[Start of Attachment]

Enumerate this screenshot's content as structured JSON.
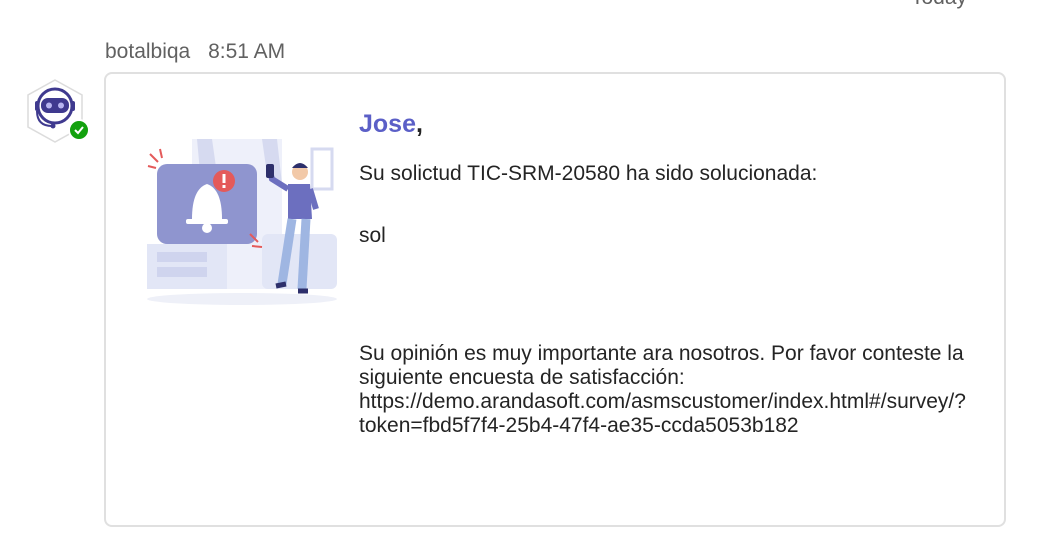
{
  "divider": {
    "label": "Today"
  },
  "message": {
    "sender": "botalbiqa",
    "time": "8:51 AM",
    "avatar_icon": "robot-icon",
    "status": "available",
    "status_color": "#13a10e",
    "card": {
      "greeting_name": "Jose",
      "greeting_punct": ",",
      "line1": "Su solictud TIC-SRM-20580 ha sido solucionada:",
      "line2": "sol",
      "survey_text": "Su opinión es muy importante ara nosotros. Por favor conteste la siguiente encuesta de satisfacción:",
      "survey_url": "https://demo.arandasoft.com/asmscustomer/index.html#/survey/?token=fbd5f7f4-25b4-47f4-ae35-ccda5053b182",
      "illustration": "notification-bell-illustration",
      "accent_color": "#5b5fc7"
    }
  }
}
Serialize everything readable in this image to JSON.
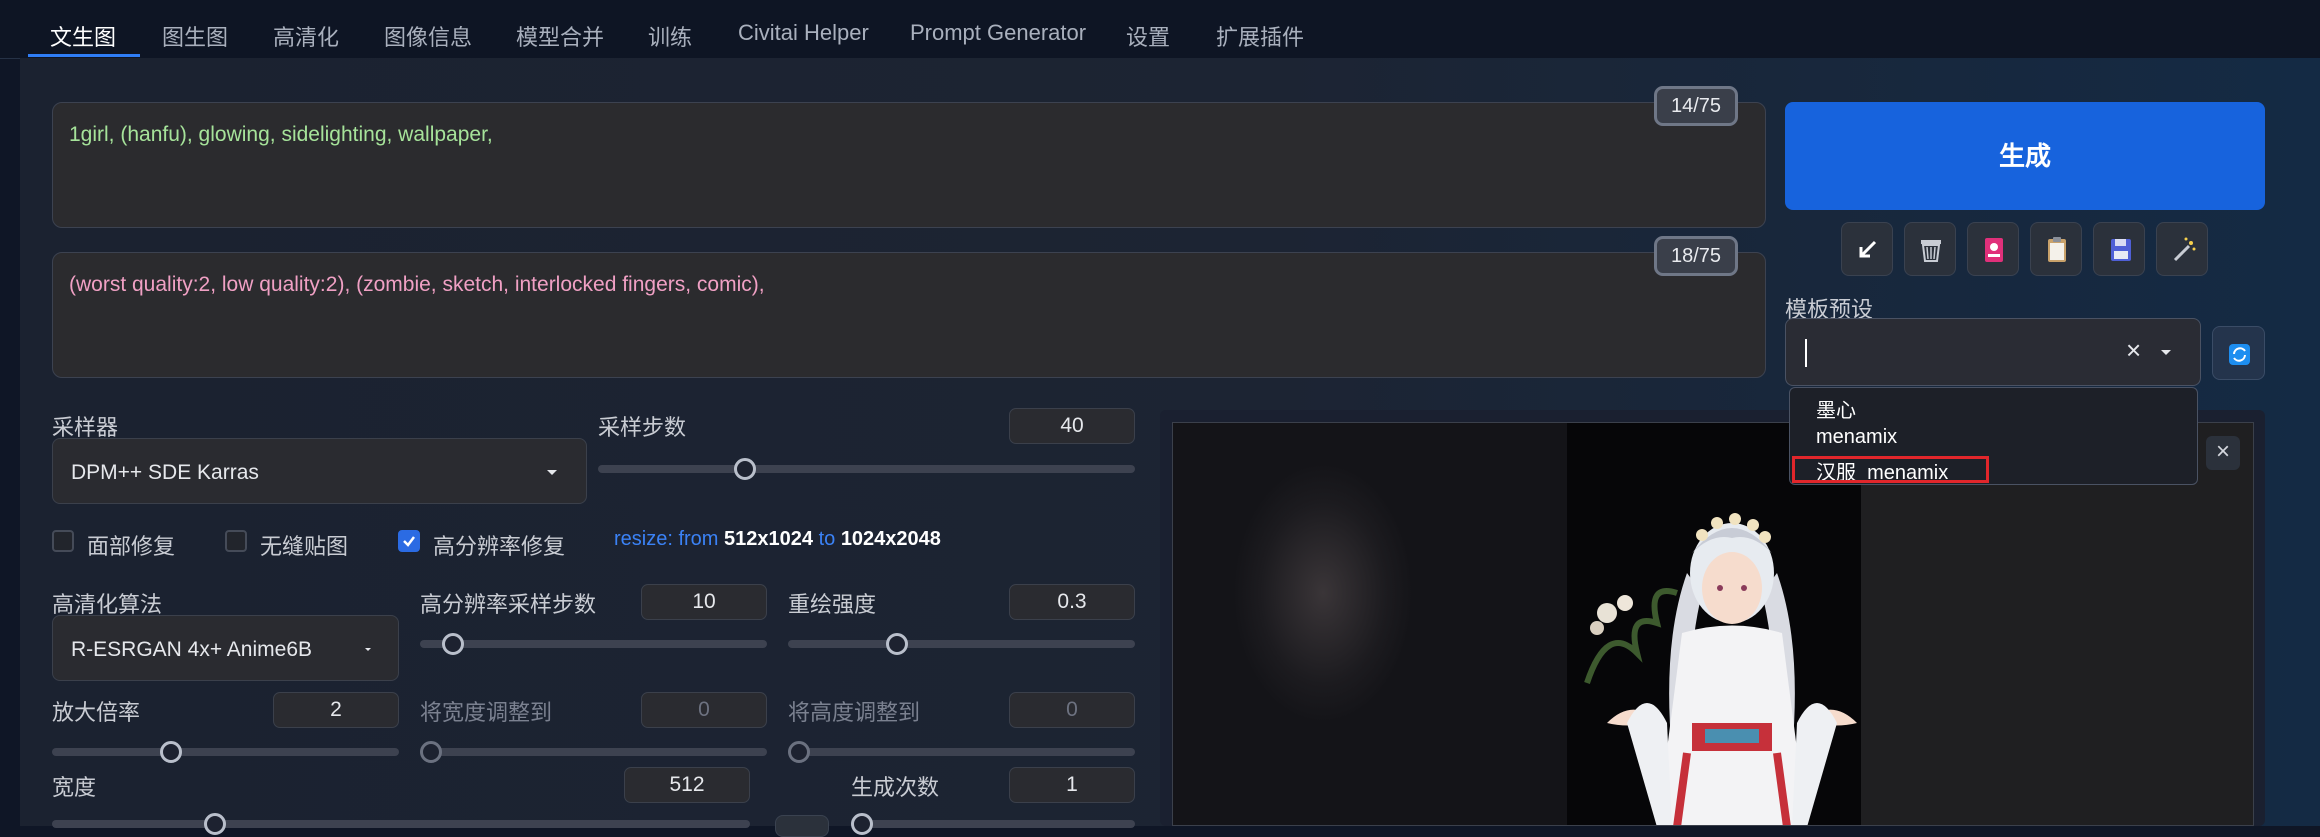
{
  "tabs": [
    "文生图",
    "图生图",
    "高清化",
    "图像信息",
    "模型合并",
    "训练",
    "Civitai Helper",
    "Prompt Generator",
    "设置",
    "扩展插件"
  ],
  "prompt": {
    "text": "1girl, (hanfu), glowing, sidelighting, wallpaper,",
    "counter": "14/75"
  },
  "negative_prompt": {
    "text": "(worst quality:2, low quality:2), (zombie, sketch, interlocked fingers, comic),",
    "counter": "18/75"
  },
  "generate_label": "生成",
  "toolbar_icons": [
    "arrow-icon",
    "trash-icon",
    "card-icon",
    "clipboard-icon",
    "save-icon",
    "magic-wand-icon"
  ],
  "sampler": {
    "label": "采样器",
    "value": "DPM++ SDE Karras"
  },
  "steps": {
    "label": "采样步数",
    "value": "40"
  },
  "checkboxes": [
    {
      "label": "面部修复",
      "checked": false
    },
    {
      "label": "无缝贴图",
      "checked": false
    },
    {
      "label": "高分辨率修复",
      "checked": true
    }
  ],
  "resize_info": {
    "prefix": "resize: from ",
    "from": "512x1024",
    "to_word": " to ",
    "to": "1024x2048"
  },
  "upscaler": {
    "label": "高清化算法",
    "value": "R-ESRGAN 4x+ Anime6B"
  },
  "hires_steps": {
    "label": "高分辨率采样步数",
    "value": "10"
  },
  "denoise": {
    "label": "重绘强度",
    "value": "0.3"
  },
  "upscale_by": {
    "label": "放大倍率",
    "value": "2"
  },
  "resize_width": {
    "label": "将宽度调整到",
    "value": "0"
  },
  "resize_height": {
    "label": "将高度调整到",
    "value": "0"
  },
  "width": {
    "label": "宽度",
    "value": "512"
  },
  "batch_count": {
    "label": "生成次数",
    "value": "1"
  },
  "presets": {
    "label": "模板预设",
    "clear": "×",
    "options": [
      "墨心",
      "menamix",
      "汉服_menamix"
    ]
  },
  "gallery_close": "×",
  "colors": {
    "accent": "#1763dd",
    "prompt": "#a6e39a",
    "negative": "#f0a0c4",
    "highlight": "#e1262b"
  }
}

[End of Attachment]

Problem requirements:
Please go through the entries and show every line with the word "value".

Reply:
    "value": "DPM++ SDE Karras"
    "value": "40"
    "value": "R-ESRGAN 4x+ Anime6B"
    "value": "10"
    "value": "0.3"
    "value": "2"
    "value": "0"
    "value": "0"
    "value": "512"
    "value": "1"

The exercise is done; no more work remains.